▸ **PROBLEM REQUIREMENTS**
Give back all of the data exactly as it stands, with the pictures removed.

▸ **MATERIAL PROVIDED**
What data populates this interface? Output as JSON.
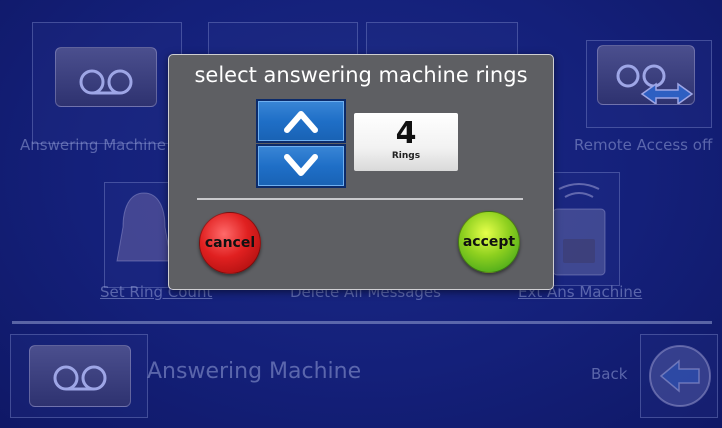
{
  "background": {
    "tiles": [
      {
        "label": "Answering Machine"
      },
      {
        "label": "Remote Access off"
      },
      {
        "label": "Set Ring Count"
      },
      {
        "label": "Delete All Messages"
      },
      {
        "label": "Ext Ans Machine"
      }
    ],
    "footer": {
      "title": "Answering Machine",
      "back_label": "Back"
    }
  },
  "dialog": {
    "title": "select answering machine rings",
    "rings_value": "4",
    "rings_label": "Rings",
    "cancel_label": "cancel",
    "accept_label": "accept"
  },
  "colors": {
    "background": "#14207a",
    "dialog": "#5e5f63",
    "arrow_button": "#1f6fc7",
    "cancel": "#e02020",
    "accept": "#8ed01f"
  },
  "icons": {
    "answering_machine": "tape-icon",
    "remote_access": "tape-arrow-icon",
    "ring_count": "bell-icon",
    "delete_messages": "trash-icon",
    "ext_machine": "device-icon",
    "back": "back-arrow-icon",
    "up": "chevron-up-icon",
    "down": "chevron-down-icon"
  }
}
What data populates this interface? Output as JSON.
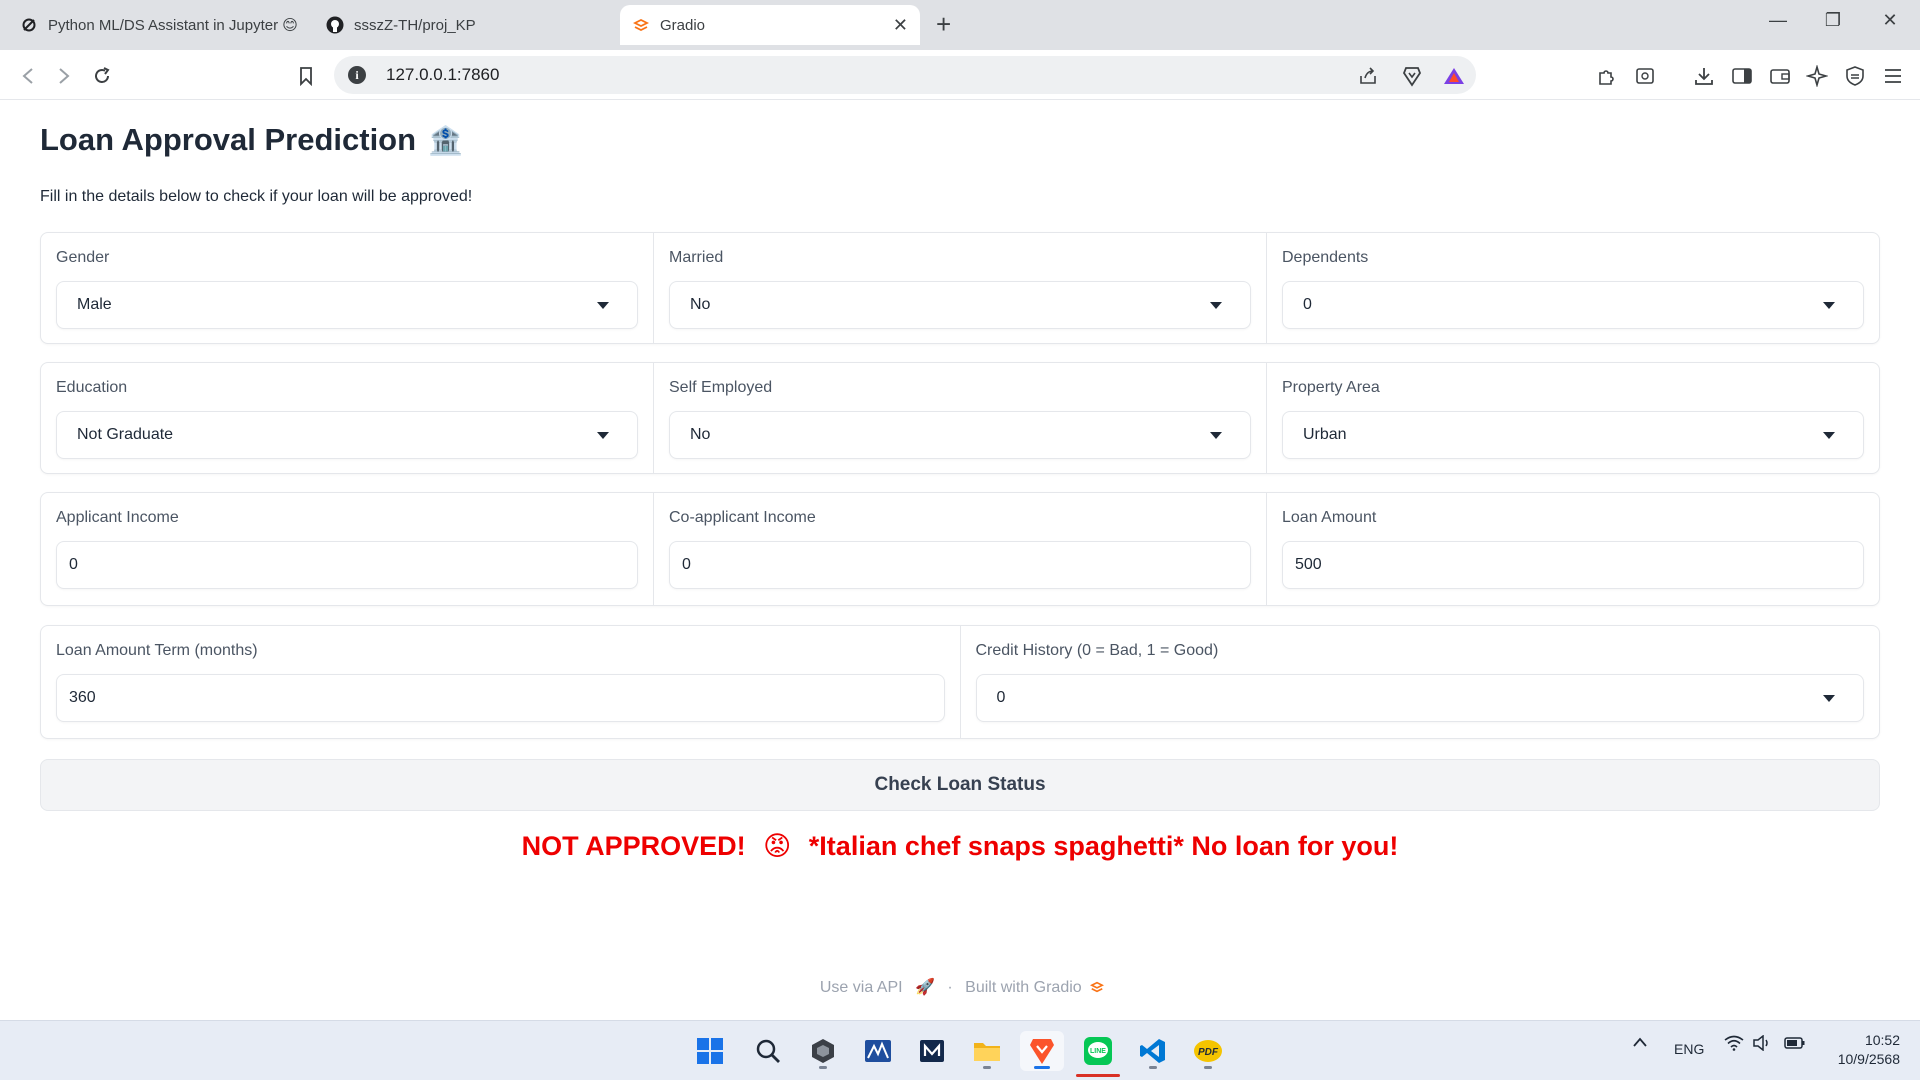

▸ **TASK SOLUTION**
What data populates this interface? Output as JSON.
{
  "background": {
    "tiles": [
      {
        "label": "Answering Machine"
      },
      {
        "label": "Remote Access off"
      },
      {
        "label": "Set Ring Count"
      },
      {
        "label": "Delete All Messages"
      },
      {
        "label": "Ext Ans Machine"
      }
    ],
    "footer": {
      "title": "Answering Machine",
      "back_label": "Back"
    }
  },
  "dialog": {
    "title": "select answering machine rings",
    "rings_value": "4",
    "rings_label": "Rings",
    "cancel_label": "cancel",
    "accept_label": "accept"
  },
  "colors": {
    "background": "#14207a",
    "dialog": "#5e5f63",
    "arrow_button": "#1f6fc7",
    "cancel": "#e02020",
    "accept": "#8ed01f"
  },
  "icons": {
    "answering_machine": "tape-icon",
    "remote_access": "tape-arrow-icon",
    "ring_count": "bell-icon",
    "delete_messages": "trash-icon",
    "ext_machine": "device-icon",
    "back": "back-arrow-icon",
    "up": "chevron-up-icon",
    "down": "chevron-down-icon"
  }
}
What data populates this interface? Output as JSON.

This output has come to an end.